|What goes on within these walls?|
So why is there such interest in what we write and post online? Prison, by its very nature, is a closed world and that encourages a climate of misinformation – often propagated by the tabloid media – as well as popular distrust and fear of crime and criminals. It’s perhaps not entirely surprising that people who are faced with the likelihood of imprisonment for the first time panic at the prospect and can even consider committing suicide as a means of avoiding being banged-up.
I’ve been pleased to read recent comments made on Prison UK: an Insider’s View by those who are in this position that indicate how helpful they are finding the opportunity to find out more about the whole prison experience from ex-cons, as well as to ask specific questions. Since its launch at the beginning of July, this blog has attracted around 300 comments or questions, all of which I’ve tried to answer as best I can.
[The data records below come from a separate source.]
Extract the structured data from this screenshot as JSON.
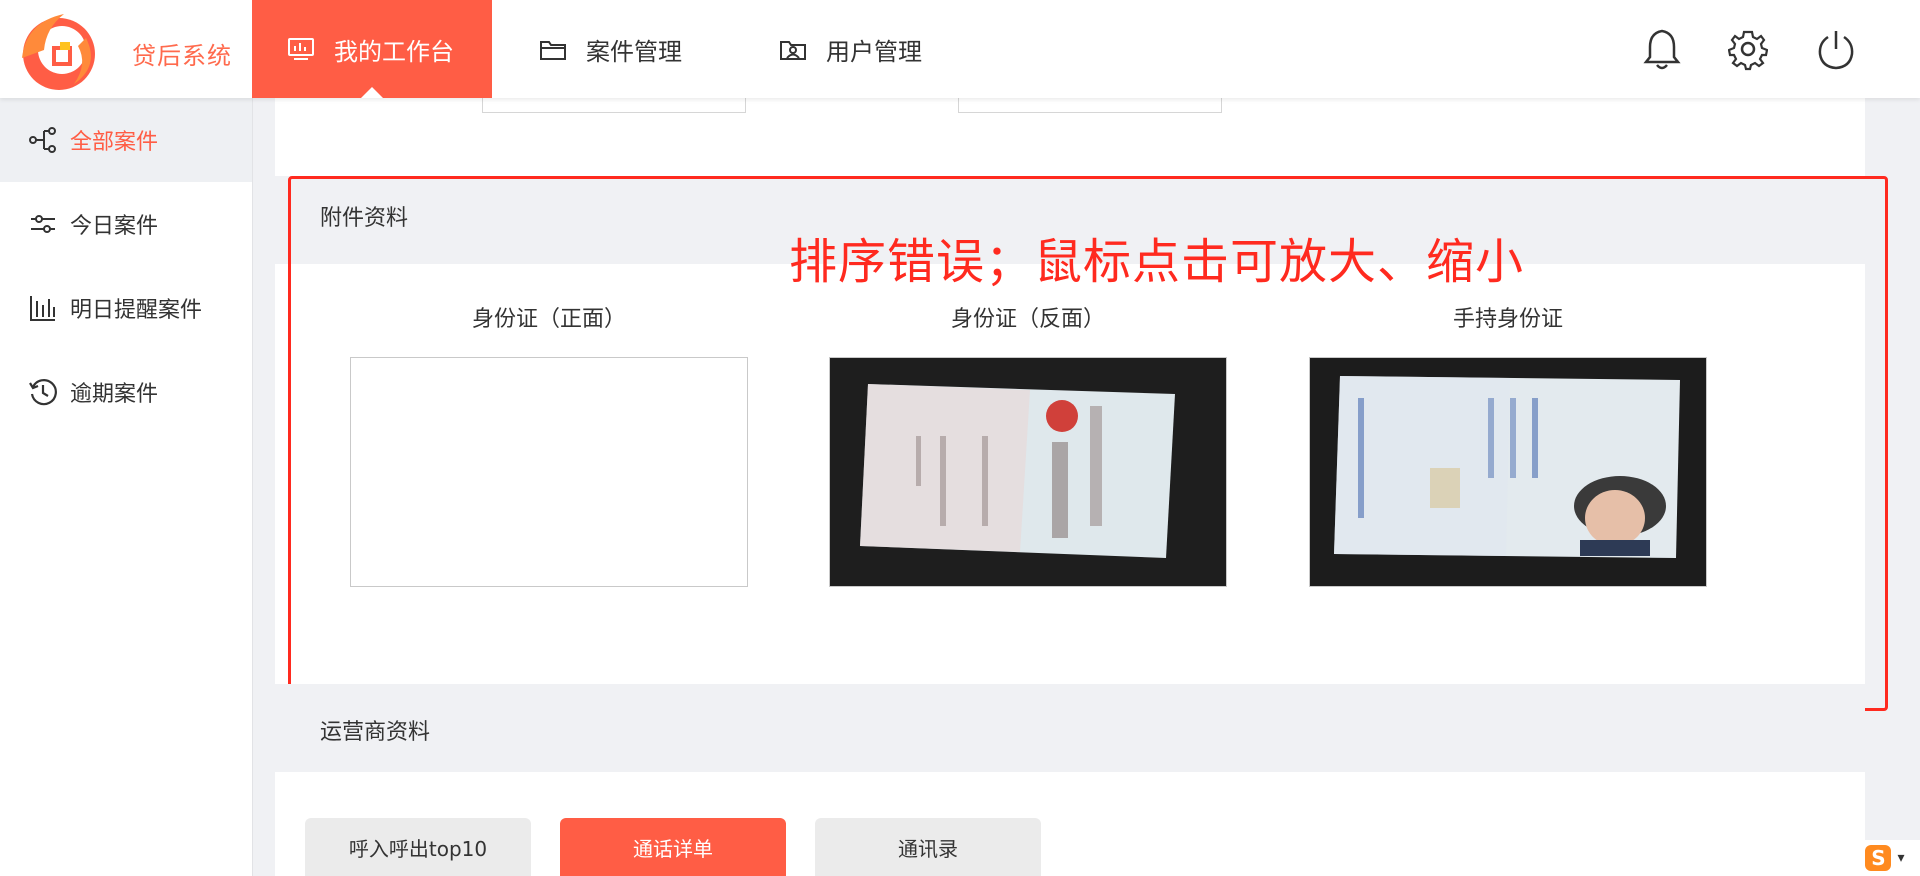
{
  "app": {
    "brand": "贷后系统"
  },
  "colors": {
    "accent": "#ff5d45",
    "annotation": "#ff2a1f",
    "sidebar_active_bg": "#eef0f3"
  },
  "header": {
    "tabs": [
      {
        "label": "我的工作台",
        "icon": "monitor-icon",
        "active": true
      },
      {
        "label": "案件管理",
        "icon": "folder-icon",
        "active": false
      },
      {
        "label": "用户管理",
        "icon": "user-card-icon",
        "active": false
      }
    ],
    "actions": [
      "bell-icon",
      "gear-icon",
      "power-icon"
    ]
  },
  "sidebar": {
    "items": [
      {
        "label": "全部案件",
        "icon": "tree-icon",
        "active": true
      },
      {
        "label": "今日案件",
        "icon": "sliders-icon",
        "active": false
      },
      {
        "label": "明日提醒案件",
        "icon": "bar-chart-icon",
        "active": false
      },
      {
        "label": "逾期案件",
        "icon": "clock-history-icon",
        "active": false
      }
    ]
  },
  "attachments": {
    "section_title": "附件资料",
    "items": [
      {
        "label": "身份证（正面）",
        "image": "empty"
      },
      {
        "label": "身份证（反面）",
        "image": "id-card-back-photo"
      },
      {
        "label": "手持身份证",
        "image": "id-card-front-photo"
      }
    ]
  },
  "annotation": {
    "text": "排序错误；鼠标点击可放大、缩小"
  },
  "operator": {
    "section_title": "运营商资料"
  },
  "tabs": [
    {
      "label": "呼入呼出top10",
      "active": false
    },
    {
      "label": "通话详单",
      "active": true
    },
    {
      "label": "通讯录",
      "active": false
    }
  ]
}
I’m always chuffed when other former prisoners (or their families) contribute their own responses to the discussions. Anything positive that people can take from these posts or online comments will mean that this blog is having a worthwhile impact by helping those readers who are at risk of being given custodial sentences find some answers as they prepare for the possibility of doing time in the slammer.
|Preparing for prison: information|
In addition to the blogs already mentioned above, there are also several excellent websites that publish contributions from serving or ex-cons. A good example is Comment with Convictions. These sites allow for a wider dissemination of peoples’ thoughts, reflections and experiences of the criminal justice system, positive and negative.
Having a loved one or close friend in prison also seems to be a strong motivation for searching out reliable information online. There are various websites and blogs that focus on either general prison issues as they affect families (Prisoners Families Voices, for example) or on specific campaigns against wrongful convictions and miscarriages of justice. I think that these demonstrate just how severe the impact of imprisonment can be on the families of prisoners, as well as their friends and supporters.
Other interesting blogs cover different aspects of the criminal justice system, whether in the magistrate’s courts (for example The Magistrate’s Blog and The Justice of the Peace) or Probation (eg On Probation Blog). There are also a few blogs by serving police officers, ex-prison officers and I’ve so far found one written by a prison chaplain - Get Out of Jail Free. Although there is an online forum for prison officers (PrisonOfficer.org.uk), as well as a few members of the uniformed prison staff who use Twitter, it would be good to have a regular blog written by a serving screw, obviously under a pseudonym in order to avoid any problems with management or the National Offender Management Service (NOMS).
|New monthly newspaper for prisoners|
Where prison-themed blogs and websites have least impact – ironically – is actually in our jails where virtually no prisoners ever have access to the internet or online media. I’ve been delighted to have been asked to contribute a recent feature article for Jail Mail, the brand new monthly newspaper aimed at prisoners and those working in the criminal justice system. Maybe this is an example of how a crossover between online media and print journalism can make relevant sections of the ‘net more accessible to serving inmates.
I certainly intend, my real work permitting, to continue blogging, at least while there is still popular interest (at present the blog is getting 1,000 hits or more each day). I plan to include a mixture of personal experiences, with some commentary on current political developments and relevant news about our prison system. God knows, we sometimes need to challenge the misrepresentations, lies and smears about prisons and prisoners that we read almost every day in the likes of the Daily Mail and The Sun.